      foreach my $property ( $object->property ) { ok defined $property, "... and $property should be defined"; }

      How many tests is that?


      New address of my CGI Course.

        Yes good point, as it was formulated. That was clumpsy.

        But why is there a need to know the exact amount of tests beforehand? Someone mentioned catching dieing or exits, but that should be easy enough to detect. I suppose it's all down to what philosophy lies behind the test systems from the start: most other systems I've seen have setup and teardown, so it is easy to tell if eveything ran (died after test # 12). Note that this does not mean you have to have a teardown, that's in the base class. Also, they seem to catch any exits and other stuff, so you can get a pass, a fail or an error out of a test, and they usually keep on running the rest. Also quite easy to track.

        Is it not possible to have a runner of that kind in Perl, or is it just that everyone sticks with the old stuff? It seems very un-lazy to have to run around updating that number all the time, counting properties manually and so on. I do not see the win.

Re: Toggling test plans with vim
by bpphillips (Friar) on Dec 09, 2009 at 15:06 UTC

    I modified this to take user input for the test count (using the previous value as a default) and leaves your cursor where it was:

    if exists( "toggle_test_plan" ) finish endif let toggle_test_plan = 1 map <buffer> <leader>p :call ToggleTestPlan()<cr> function ToggleTestPlan() call <SID>SavePosition() let curr_line = 1 while curr_line <= line("$") if match(getline(curr_line), 'More\s*tests') > -1 %s/More tests =>/More 'no_plan'; # / call <SID>RestorePosition() elseif match(getline(curr_line), 'More\s*''no_plan') > -1 %s/More 'no_plan';\(\s*#\s*\(\d\+\).*\)\?/\="More tests => + " . input("Test Count: ", submatch(2) ) . ";"/ call <SID>RestorePosition() endif let curr_line = curr_line + 1 endwhile endfunction function <SID>SavePosition() let s:curLine = winline() let s:curColumn = wincol() endfunction function <SID>RestorePosition() exe s:curLine exe "normal! ".s:curColumn."|" endfunction

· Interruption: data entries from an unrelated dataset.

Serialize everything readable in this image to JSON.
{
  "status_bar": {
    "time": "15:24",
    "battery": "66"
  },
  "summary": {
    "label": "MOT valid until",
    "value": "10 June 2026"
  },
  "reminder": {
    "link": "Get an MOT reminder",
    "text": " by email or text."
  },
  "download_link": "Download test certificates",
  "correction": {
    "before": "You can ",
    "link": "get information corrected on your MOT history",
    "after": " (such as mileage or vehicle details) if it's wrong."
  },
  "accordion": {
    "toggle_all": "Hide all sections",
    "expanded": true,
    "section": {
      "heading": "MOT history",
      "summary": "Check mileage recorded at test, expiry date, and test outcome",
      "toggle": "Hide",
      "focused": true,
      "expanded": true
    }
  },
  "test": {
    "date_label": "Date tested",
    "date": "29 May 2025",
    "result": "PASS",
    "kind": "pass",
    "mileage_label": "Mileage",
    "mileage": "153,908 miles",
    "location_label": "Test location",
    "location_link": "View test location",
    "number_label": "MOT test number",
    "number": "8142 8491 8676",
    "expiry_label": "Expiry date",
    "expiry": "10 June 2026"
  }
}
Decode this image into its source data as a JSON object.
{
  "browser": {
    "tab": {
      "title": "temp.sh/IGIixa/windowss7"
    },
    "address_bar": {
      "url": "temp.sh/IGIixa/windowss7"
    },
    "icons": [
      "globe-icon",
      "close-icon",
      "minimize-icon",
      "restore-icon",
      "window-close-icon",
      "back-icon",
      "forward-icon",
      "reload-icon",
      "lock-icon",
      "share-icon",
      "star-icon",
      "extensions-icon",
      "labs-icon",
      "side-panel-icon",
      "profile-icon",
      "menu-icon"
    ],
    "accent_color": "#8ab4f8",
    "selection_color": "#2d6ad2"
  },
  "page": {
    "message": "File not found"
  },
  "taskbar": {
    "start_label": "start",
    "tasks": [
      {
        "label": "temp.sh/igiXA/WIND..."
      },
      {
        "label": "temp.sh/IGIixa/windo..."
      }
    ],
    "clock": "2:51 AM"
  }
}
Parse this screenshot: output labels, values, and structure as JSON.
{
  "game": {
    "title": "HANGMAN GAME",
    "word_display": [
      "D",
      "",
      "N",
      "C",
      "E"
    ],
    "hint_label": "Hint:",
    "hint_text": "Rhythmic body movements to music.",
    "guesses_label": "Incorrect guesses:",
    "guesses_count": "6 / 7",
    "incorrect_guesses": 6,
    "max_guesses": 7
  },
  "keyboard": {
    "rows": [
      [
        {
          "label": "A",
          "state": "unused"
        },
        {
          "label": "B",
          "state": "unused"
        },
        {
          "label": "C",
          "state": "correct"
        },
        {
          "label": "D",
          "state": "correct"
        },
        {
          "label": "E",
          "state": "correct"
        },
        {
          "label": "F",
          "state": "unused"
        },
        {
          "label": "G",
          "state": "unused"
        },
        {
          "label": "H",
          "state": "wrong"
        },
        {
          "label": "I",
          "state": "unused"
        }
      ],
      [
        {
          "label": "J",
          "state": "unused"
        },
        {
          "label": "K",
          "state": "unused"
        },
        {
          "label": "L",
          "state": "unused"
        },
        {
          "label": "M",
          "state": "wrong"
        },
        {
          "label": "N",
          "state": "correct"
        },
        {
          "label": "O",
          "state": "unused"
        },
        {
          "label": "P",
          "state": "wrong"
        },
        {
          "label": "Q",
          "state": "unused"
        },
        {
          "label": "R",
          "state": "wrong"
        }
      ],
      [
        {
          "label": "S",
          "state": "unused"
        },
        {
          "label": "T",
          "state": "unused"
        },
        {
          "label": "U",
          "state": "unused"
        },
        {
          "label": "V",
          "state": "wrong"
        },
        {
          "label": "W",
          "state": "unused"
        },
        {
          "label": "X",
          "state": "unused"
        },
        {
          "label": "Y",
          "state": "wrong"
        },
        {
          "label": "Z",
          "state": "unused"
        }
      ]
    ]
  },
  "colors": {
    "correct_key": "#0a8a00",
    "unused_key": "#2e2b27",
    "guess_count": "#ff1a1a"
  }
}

Log In?

What's my password?
Create A New User
Domain Nodelet?
Node Status?
node history
Node Type: perlmeditation [id://566364]
Approved by Corion
and the web crawler heard nothing...

How do I use this? | Other CB clients
Other Users?
Others scrutinizing the Monastery: (2)
As of 2021-10-26 03:08 GMT
Find Nodes?
    Voting Booth?
    My first memorable Perl project was:

    Results (90 votes). Check out past polls.